Several calls by The Villager this Monday and Tuesday to the City Hall Press Office seeking comment from the Mayor’s Office were repeatedly answered by a recorded greeting, telling reporters to e-mail their questions. E-mailed requests for comment on why the administration has not held any follow-up meetings with stakeholders about a strategy to regain the building — and its future use — were not responded to by press time. The assumption is the building could be taken back through eminent domain, which would require the city to pay Singer fair market value for it; previously, Mendez has cited a figure of $40 million.
Looking around at the representatives of various community groups at the rally, and calling out the names of their groups, Assemblymember Harvey Epstein said, “This is what the community’s about. De Blasio has a responsibility to follow through on his pledge and get this building back.”
He noted the recent news that Boys Club of New York plans to sell its Harriman Clubhouse at E. 10th St. and Avenue A.
“We need community spaces,” he stressed. “We need spaces like CHARAS.”
Added Feliciano, “We are a neighborhood that’s like a family. When anything’s taken away, we fight.”
Councilmember Rivera had some of the toughest criticism of de Blasio.
“I talk to the mayor…occasionally,” she said, adding pointedly, “He hasn’t always been a partner on community projects.
“I promise I will get what we deserve,” Rivera said, concluding with, “and que viva CHARAS!” (“long live CHARAS!”)
Asked afterward what exactly she meant by the mayor not being an ally on community projects, she elaborated, “We haven’t had good negotiations on the Tech Hub project. I haven’t heard about CHARAS. And I haven’t had a substantial conversation on the coastal resiliency project.”
On the Tech Hub tower, planned at the P.C. Richard & Son site on E. 14th St., Rivera wants an extra floor to be earmarked for the community-based digital-skills training program, and also wants zoning protections put in place to mitigate the project’s impact on development in the surrounding area. As for coastal resiliency, Rivera said federal money has been allocated, but it can be lost if not used by a certain date.

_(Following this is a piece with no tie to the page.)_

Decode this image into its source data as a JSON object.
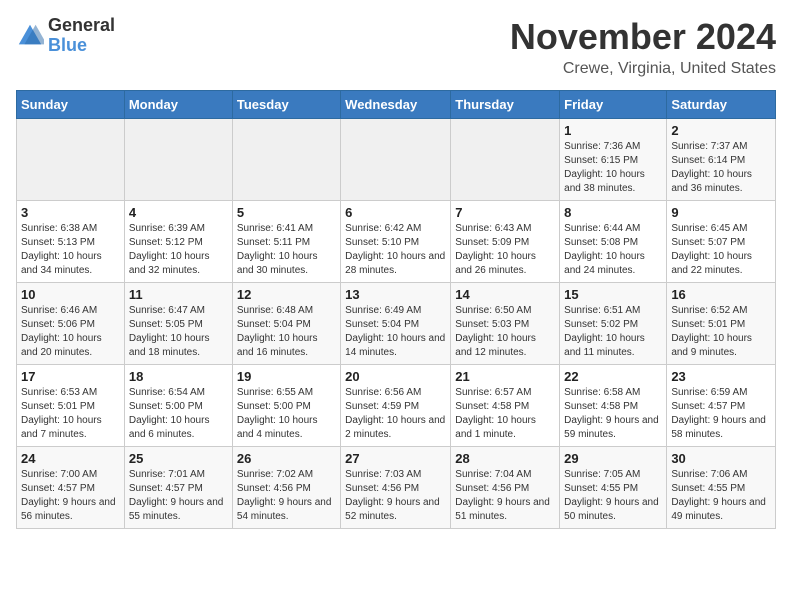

Meanwhile, Mendez and CHARAS’s Garcia noted the many ideas and programs that were incubated and nurtured in the building, from the city’s first recycling operation and first effort to use solar power to the Lower East Side Mutual Housing Association, the Danspace Project and Picture the Homeless.
As Susan Howard, a leading member of the Save CHARAS effort put it, “Anybody could come in with an idea or project, and if they didn’t have the money for it, Armando and Chino would help them and support it.”
Armando Perez, CHARAS / El Bohio’s cultural director — who had vowed he would rather die than see the building sold away from them — was tragically murdered in Queens in April 1999.
“Armando, we miss him very, very much,” Garcia said, sadly. “I’m hoping that this time next year, we will be celebrating inside [the building] instead of outside.”
Finishing things off with some more music, Elizabeth Ruf Maldonado and Karl Bateman a.k.a. the acoustic punk duo The Head Peddlers performed an original song of theirs, “Room With a View,” followed up by “En La Vida Todo Es Ir,” by Puerto Rican poet Juan Antonio Corretjer, with music by Puerto Rican musician Roy Brown.